Gilbert and Tonic

Christopher Roth about art and alcohol
21.10.13
1 min
Post

In 1971, Gilbert and George were asked why they had picked Gordon’s for their piece ‘Gordon’s makes us very drunk’ and their answer was: “Because it is the best gin.” For the film, they added their names to the bottle’s label on either side of the Royal crest. Soundtrack was by Elgar and Grieg. At the time there was no alternative to the Schweppes tonic. Nowadays all bars tend to ignore Gordon’s. You have to go to the airport or to the train station to drink it. Only Gordon’s with Schweppes gives me that light feeling of celebration and revolution in the afternoon. And the smell of African juniper the next morning. All people who ordered G&T the first night I met them, became friends. Do you really want to talk about beer or––even worse––talk about wine? Good Lord.

Telluride, Colorado 7:51am, Mountain Time

02.09.13
3 min
Post

Actually I have to go. It is the last day of the film festival. 8:30, I have a breakfast meeting in the Sheradon on Colorado Ave. The internet here in the Ice House is very slow. Later there is a picnic in Town Park. Tomorrow at 6:00am a bus will get us to Montrose airport, where the charter will get us to New York. In the charter I will have time to write about the 40th Telluride Film Festival in the mountains of Colorado. Her are some images, if they upload:

This is the new Werner Herzog Cinema for 650 people. The rest of the year the Werner Herzog is an ice skating venue:

One more thing. This is a fruit I have never seen before.

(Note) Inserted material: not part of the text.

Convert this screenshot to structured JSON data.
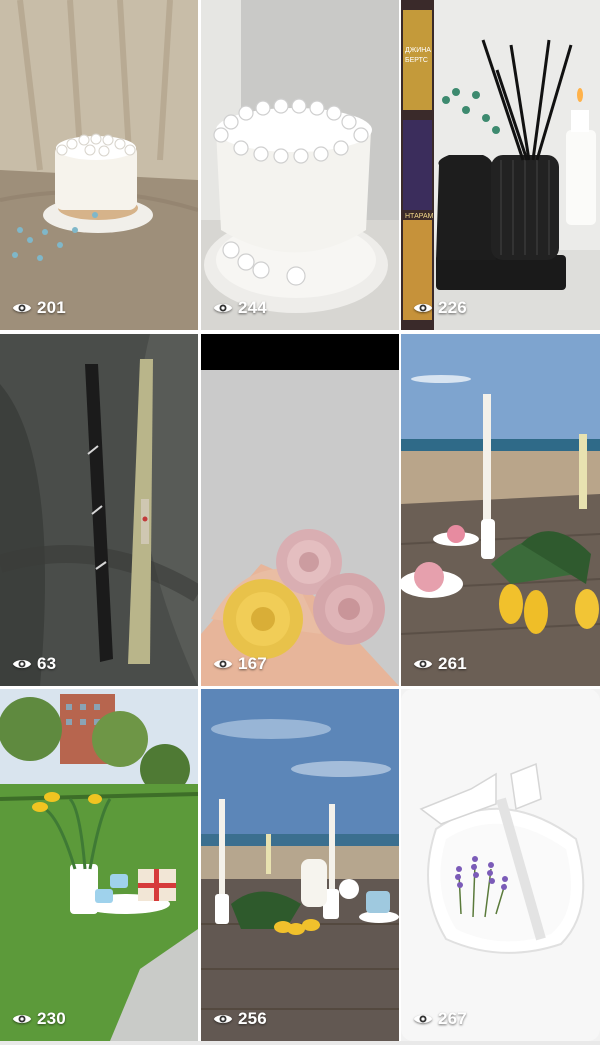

A cross between apricot and plum, the Dapple Dandy Pluot:

It’s sunny every morning and there is rain and thunderstorm every afternoon, so I bought this hat in the angler store: (not to put on outside the US)

Now it is 12:14 Mountain Time and I found out it is Labor Day. I just went to a Q&A for the Cannes winner “Blue Is the Warmest Color”, also known as the lesbian porn, or “La Vie d’Adèle – Chapitres 1 & 2” –– directed by Abdellatif Kechiche,  with Léa Seydoux, Adèle Exarchopoulos, Salim Kechiouche, and Jérémie Laheurte. The film is really good. And really long. Everybody complaines about the sex scenes. But the sex scenes are very good. Sex and art are hard to show in movies. Léa Seydoux plays an artist in the film and her art is really horrible. But the rest is very good. Why are there no mobile phones in the film?

Here they are with my friend Colin MacCabe translating the French (Léa Seydoux in a RUN DMC t-shirt):

and here is the poster:

It’s 5:10pm Mountain Time. I just had lunch with Salman Rushdie. Colin is a very old friend of his. Salman told this nice strory about Ernest Hemingway’s A Moveable Feast. First of all it is “movable” not “moveable”, a mistake they took from Hemmingway’s notes because the book was published after his death. It’s full of Hemingway’s personal accounts, observations and stories of the 1920s in Paris.  “If you are lucky enough to have lived in Paris as a young man, then wherever you go for the rest of your life, it stays with you, for Paris is a moveable feast.”

More tomorrow:

Gilbert and Tonic

Christopher Roth about art and alcohol
21.10.13
1 min

Telluride, Colorado 7:51am, Mountain Time

02.09.13
3 min